It’s almost impossible to ignore trees at this time of year, not that you’d want to I imagine. But as well as enjoying the autumn colour, I’m taking time to notice the unfamiliar trees in the estate where I live and in our local park.
I’ve walked past this one just behind our house almost every day since we first moved here sixteen years ago and I’ve never really paid attention to it until today. From the fruit, I guess it’s in the Rose family and possibly some sort of Hawthorn but not our native one Crataegus monogyna (where “monogyna” means one seed) because it doesn’t have lobed leaves.
Looking up through the branches I notice distinctive spiralling ridges and thorns which are about 2cm long. I make a bark rubbing so I don’t forget the patterning and take a leaf (which is similar in shape to Hornbeam but with delicate hairs down the midrib) and a thorn home to help with identification.
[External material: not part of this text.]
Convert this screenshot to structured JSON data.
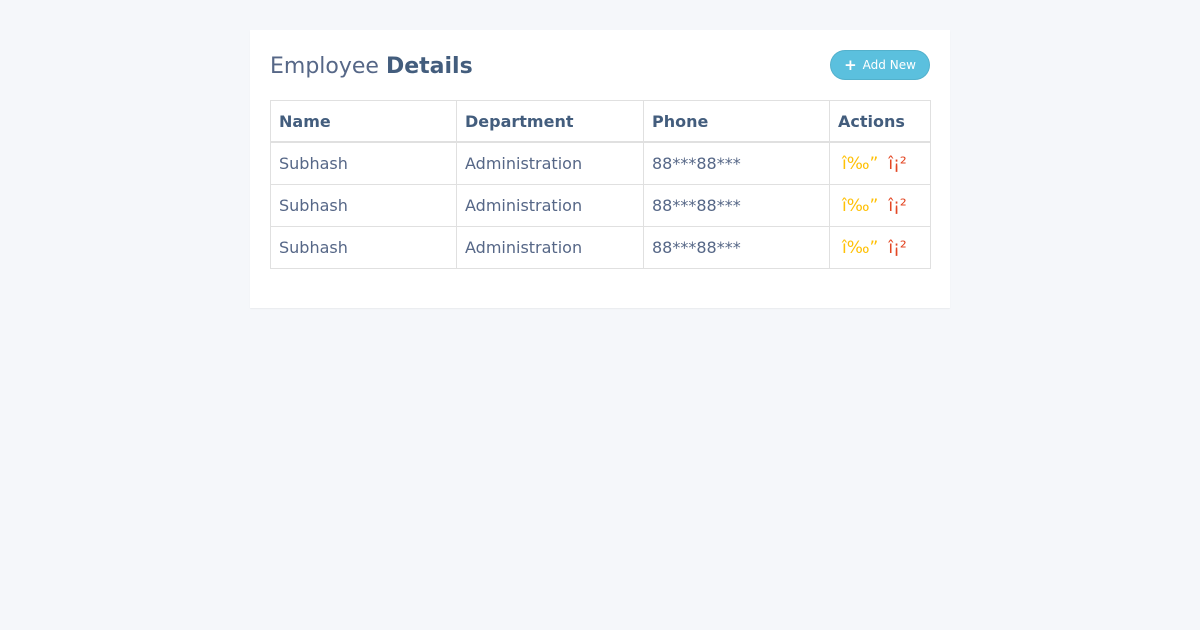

Later I decide this is most likely to be Broad-leaved Cockspur Thorn Crataegus persimilis which is native to North America. If I’m right then these glossy crimson berries will be just a passing joy.